* _What this task involves_
Locate and copy each line in the data that contains the word "circle".

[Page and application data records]
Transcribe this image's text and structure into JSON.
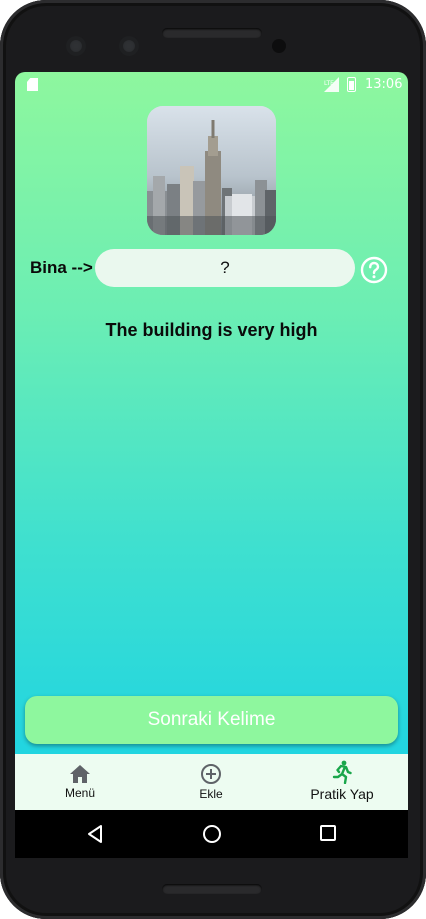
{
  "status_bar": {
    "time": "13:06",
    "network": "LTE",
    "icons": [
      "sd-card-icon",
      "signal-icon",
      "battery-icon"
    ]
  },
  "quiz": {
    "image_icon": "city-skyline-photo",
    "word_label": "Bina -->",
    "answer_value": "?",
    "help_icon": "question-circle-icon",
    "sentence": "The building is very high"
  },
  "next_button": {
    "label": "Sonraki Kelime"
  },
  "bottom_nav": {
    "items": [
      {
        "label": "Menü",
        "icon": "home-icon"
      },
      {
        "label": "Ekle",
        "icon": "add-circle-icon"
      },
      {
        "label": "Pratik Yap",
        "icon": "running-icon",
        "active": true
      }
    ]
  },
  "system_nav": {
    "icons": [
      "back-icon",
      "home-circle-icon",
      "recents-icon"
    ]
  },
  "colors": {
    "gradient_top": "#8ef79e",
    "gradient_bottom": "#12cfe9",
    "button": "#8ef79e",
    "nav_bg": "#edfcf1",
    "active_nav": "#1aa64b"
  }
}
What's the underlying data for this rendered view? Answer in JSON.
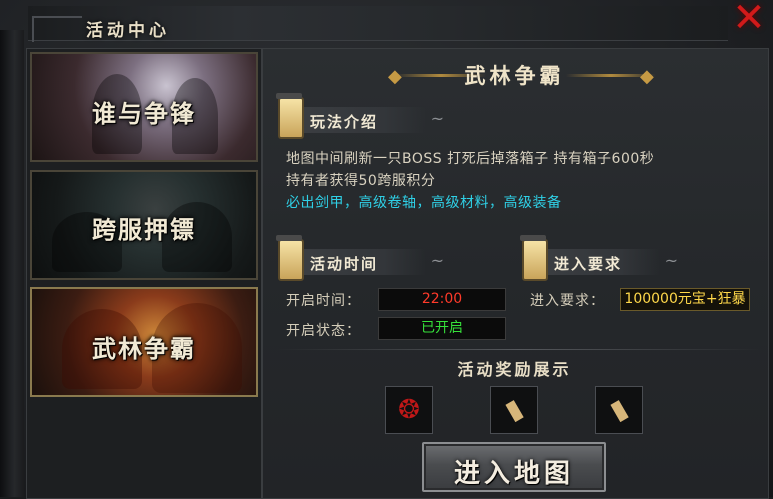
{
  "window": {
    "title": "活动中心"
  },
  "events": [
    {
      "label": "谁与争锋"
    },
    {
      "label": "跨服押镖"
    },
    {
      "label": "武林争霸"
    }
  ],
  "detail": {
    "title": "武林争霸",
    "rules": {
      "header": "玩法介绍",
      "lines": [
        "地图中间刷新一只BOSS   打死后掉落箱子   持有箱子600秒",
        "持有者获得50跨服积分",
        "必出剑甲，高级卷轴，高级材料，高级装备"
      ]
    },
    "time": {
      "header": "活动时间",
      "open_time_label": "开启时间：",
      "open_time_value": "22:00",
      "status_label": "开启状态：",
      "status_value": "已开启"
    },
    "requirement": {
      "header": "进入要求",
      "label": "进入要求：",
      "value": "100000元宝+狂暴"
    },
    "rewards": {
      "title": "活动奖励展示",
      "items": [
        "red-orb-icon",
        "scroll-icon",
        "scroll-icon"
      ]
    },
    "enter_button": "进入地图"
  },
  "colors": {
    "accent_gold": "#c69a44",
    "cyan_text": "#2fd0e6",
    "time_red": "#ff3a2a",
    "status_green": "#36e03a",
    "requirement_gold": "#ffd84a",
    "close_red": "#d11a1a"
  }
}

* _Written solution_
    "help_icon": "question-circle-icon",
        "icon": "add-circle-icon"
      "home-circle-icon",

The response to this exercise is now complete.